A strictly aerobic, halotolerant, rod-shaped bacterium, designated strain TG408, was isolated from a laboratory culture of the marine diatom Skeletonema costatum (CCAP 1077/1C) by enrichment with polycyclic aromatic hydrocarbons (PAHs) as the sole carbon source. 16S rRNA gene sequence analysis placed this organism within the order Xanthomonadales of the Gammaproteobacteria. Closest relatives included representatives of the Hydrocarboniphaga-Nevskia-Sinobacter clade (<92% sequence similarity) in the family Sinobacteraceae. The strain exhibited a narrow nutritional spectrum, preferring to utilize aliphatic and aromatic hydrocarbon compounds and small organic acids. Notably, it displayed versatility for degrading two- and three-ring PAHs. Moreover, catechol 2,3-dioxygenase activity was detected in lysates, indicating that this strain utilizes the meta-cleavage pathway for aromatic compound degradation. Cells produced surface blebs and contained a single polar flagellum. The predominant isoprenoid quinone of strain TG408 was Q-8, and the dominant fatty acids were C16:0, C16:1¿7c and C18:1¿7c. DNA G+C content for the isolate was 64.3 ± 0.34 mol%. On the basis of distinct phenotypic and genotypic characteristics, strain TG408 represents a novel genus and species in the class Gammaproteobacteria, for which the name Polycyclovorans algicola gen. nov., sp. nov. is proposed. Quantitative PCR primers targeting the 16S rRNA gene of this strain were developed and used to show that this organism is found associated with other species of marine phytoplankton. Phytoplankton may be a natural biotope in the ocean where new species of hydrocarbon-degrading bacteria await discovery and which contribute significantly to natural remediation processes.

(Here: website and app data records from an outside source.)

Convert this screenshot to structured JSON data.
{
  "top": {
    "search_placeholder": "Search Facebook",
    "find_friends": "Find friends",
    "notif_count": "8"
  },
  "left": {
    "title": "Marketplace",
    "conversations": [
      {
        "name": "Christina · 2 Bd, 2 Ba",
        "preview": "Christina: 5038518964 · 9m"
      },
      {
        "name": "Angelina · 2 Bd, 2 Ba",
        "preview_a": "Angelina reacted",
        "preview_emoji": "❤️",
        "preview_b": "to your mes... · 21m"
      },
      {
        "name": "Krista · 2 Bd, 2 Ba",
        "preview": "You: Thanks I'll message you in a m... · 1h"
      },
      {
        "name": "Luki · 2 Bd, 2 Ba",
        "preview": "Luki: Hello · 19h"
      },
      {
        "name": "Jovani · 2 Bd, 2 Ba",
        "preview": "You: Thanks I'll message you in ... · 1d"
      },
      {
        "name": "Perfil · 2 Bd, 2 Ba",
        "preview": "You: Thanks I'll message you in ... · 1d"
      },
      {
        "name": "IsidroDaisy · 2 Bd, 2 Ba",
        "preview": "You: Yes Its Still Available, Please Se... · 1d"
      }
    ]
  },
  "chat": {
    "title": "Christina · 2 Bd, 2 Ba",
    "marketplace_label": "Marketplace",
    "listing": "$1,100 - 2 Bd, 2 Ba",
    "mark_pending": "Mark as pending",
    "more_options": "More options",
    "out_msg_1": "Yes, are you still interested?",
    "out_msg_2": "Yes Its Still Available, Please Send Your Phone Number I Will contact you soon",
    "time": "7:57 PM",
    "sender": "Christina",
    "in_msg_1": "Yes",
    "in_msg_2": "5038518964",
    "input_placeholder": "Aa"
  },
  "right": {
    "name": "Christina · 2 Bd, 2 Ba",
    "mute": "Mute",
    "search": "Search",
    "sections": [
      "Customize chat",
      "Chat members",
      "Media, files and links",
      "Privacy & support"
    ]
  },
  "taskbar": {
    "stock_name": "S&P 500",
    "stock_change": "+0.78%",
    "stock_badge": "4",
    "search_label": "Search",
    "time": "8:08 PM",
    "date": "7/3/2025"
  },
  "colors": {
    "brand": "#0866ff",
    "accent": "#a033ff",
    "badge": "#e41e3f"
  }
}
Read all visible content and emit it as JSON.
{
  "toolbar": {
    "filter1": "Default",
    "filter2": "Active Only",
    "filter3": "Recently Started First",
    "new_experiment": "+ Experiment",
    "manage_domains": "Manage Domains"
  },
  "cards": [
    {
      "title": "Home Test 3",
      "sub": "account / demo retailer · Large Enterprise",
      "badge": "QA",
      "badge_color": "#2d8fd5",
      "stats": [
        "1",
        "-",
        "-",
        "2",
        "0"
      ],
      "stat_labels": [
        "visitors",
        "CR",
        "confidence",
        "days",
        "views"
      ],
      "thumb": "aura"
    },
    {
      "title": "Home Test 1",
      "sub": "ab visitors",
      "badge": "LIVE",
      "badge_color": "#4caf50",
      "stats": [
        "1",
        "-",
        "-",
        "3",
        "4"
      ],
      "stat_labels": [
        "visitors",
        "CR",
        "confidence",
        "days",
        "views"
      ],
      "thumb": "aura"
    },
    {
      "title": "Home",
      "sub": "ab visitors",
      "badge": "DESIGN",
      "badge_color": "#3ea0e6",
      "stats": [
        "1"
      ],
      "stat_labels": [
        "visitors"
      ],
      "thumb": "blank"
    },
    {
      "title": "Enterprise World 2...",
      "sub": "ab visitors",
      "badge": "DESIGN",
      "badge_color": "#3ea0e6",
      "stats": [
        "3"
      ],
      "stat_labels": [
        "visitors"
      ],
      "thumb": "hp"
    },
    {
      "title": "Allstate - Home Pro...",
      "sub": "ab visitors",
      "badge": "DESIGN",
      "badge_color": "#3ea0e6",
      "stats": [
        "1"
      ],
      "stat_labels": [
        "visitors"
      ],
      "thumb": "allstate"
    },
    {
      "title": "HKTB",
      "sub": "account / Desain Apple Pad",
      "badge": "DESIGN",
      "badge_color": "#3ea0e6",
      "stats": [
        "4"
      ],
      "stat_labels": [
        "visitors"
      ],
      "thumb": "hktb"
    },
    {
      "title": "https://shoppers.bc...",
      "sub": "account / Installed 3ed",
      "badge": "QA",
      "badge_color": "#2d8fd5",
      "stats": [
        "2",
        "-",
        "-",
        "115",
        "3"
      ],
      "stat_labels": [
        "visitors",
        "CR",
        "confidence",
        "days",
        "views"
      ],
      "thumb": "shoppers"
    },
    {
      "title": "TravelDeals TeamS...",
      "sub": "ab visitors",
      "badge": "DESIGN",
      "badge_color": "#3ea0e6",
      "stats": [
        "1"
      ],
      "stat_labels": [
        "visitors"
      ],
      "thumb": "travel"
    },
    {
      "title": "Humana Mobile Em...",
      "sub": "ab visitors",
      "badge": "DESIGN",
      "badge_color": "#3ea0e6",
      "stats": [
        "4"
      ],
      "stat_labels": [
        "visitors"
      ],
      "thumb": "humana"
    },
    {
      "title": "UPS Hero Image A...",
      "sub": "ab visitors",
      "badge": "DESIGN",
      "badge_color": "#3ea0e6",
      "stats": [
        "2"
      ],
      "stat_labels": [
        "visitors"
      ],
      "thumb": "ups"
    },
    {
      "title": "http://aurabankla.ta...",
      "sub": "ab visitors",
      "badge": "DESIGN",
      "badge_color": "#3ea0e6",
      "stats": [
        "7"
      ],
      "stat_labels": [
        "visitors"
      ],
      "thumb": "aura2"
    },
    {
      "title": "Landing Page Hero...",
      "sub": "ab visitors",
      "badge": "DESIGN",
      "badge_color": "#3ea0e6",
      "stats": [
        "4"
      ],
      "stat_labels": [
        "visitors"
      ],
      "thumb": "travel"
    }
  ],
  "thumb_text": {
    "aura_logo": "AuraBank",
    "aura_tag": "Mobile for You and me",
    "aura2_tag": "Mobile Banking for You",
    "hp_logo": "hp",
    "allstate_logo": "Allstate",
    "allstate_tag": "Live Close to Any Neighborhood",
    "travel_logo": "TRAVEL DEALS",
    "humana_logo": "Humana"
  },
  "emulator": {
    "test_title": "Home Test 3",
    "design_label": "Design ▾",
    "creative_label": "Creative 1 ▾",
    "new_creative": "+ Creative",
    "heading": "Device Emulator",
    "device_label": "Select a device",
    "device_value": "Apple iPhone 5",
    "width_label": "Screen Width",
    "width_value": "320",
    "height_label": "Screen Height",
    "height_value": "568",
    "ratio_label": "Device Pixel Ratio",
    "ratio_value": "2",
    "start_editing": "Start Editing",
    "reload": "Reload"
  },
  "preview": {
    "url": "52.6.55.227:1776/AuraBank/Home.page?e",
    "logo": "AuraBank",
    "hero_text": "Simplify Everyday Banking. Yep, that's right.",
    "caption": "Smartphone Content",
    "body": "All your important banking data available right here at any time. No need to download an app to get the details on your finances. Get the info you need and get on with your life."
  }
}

Gutierrez, T., Green, D., Nichols, P., Whitman, W., Semple, K., & Aitken, M. (2013). Polycyclovorans algicola gen. nov., sp. nov., an aromatic hydrocarbon-degrading marine bacterium found associated with laboratory cultures of marine phytoplankton: Novel PAH-degrading bacterium isolated from a marine diatom. Applied and Environmental Microbiology, 79(1), 205-214. https://doi.org/10.1128/AEM.02833-12